Ray Rezaie

Ph.D., Boston University (Molecular Biology)

Department: Biology

Academic Rank: Professor

Phone: 314-977-9240 Fax: 314-977-9205


Lab Web Page Link(s):


Primary Area of Cardiovascular Research Interest


Related Areas of Cardiovascular Research Interest

-Coagulation proteases and endothelial receptors structure-function

Summary of Cardiovascular Research Interest

Proteases of the coagulation cascade are a series of structurally similar trypsin-like enzymes which normally exist in the circulatory system as inactive precursors and are only activated when the integrity of the blood vessel is compromised. The cascade is initiated when a natural cell surface membrane protein called tissue factor, which is not normally found in the circulatory system, becomes available for interaction with factor VII. The factor VII-tissue factor complex activates itself and two other factors, IX and X, to their functional active forms (IXa and Xa). Factor Xa in the presence of its specific cofactor, factor Va, activates prothrombin to thrombin. Thrombin then cleaves fibrinogen to form a blood clot.

For maintenance of normal hemostasis, thrombin generation must be regulated and the activities of the coagulant enzymes following clot formation must be neutralized and subsequently removed from circulation in order to assure that they will not generate unnecessary blood clots that would occlude the vessels. Two pathways are known to regulate the coagulation cascade. The first pathway, called protein C pathway is initiated when thrombin binds to a cell surface membrane protein called thrombomodulin (TM), present on the surface of the endothelial cells that line blood vessels. Thrombin in complex with TM no longer clots fibrinogen, but instead converts protein C to activated protein C (APC). APC is a potent anticoagulant. It shuts down thrombin generation by degrading the cofactors Va and VIIIa, which are essential for thrombin generation.

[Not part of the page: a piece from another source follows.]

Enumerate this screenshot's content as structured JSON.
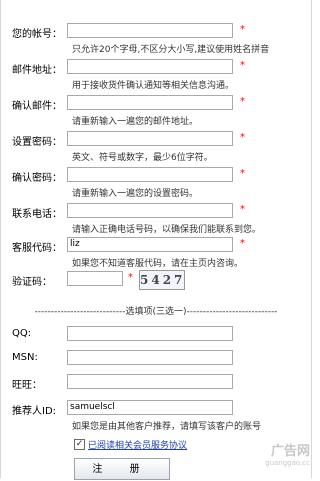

In the second pathway, protease inhibitors present in plasma regulate the proteolytic function of the coagulation proteases by directly binding to the active center of the enzymes and trapping them in the form of inactive complexes. A deficiency in the components of either pathway is associated with increased risk of thrombosis with possible severe consequences including heart attacks, strokes and pulmonary emboli. Antithrombin is a serine protease inhibitor that is known to be the primary regulator of the clotting cascade in the second pathway. Its inhibitory activity is greatly enhanced when it binds to the heparin-like molecules present on the vessel wall. This is the basis for the widespread use of heparin, as the primary anticoagulant drug in the treatment of thrombotic complications. Our research is focused on understanding how factor Xa, thrombin and APC specifically interact with their target cofactors, substrates and inhibitors; and how heparin enhances the inhibitory function of antithrombin in regulation of the proteolytic activities of two key clotting enzymes, factor Xa and thrombin. We employ biophysical, biochemical and molecular biological methods to study these questions.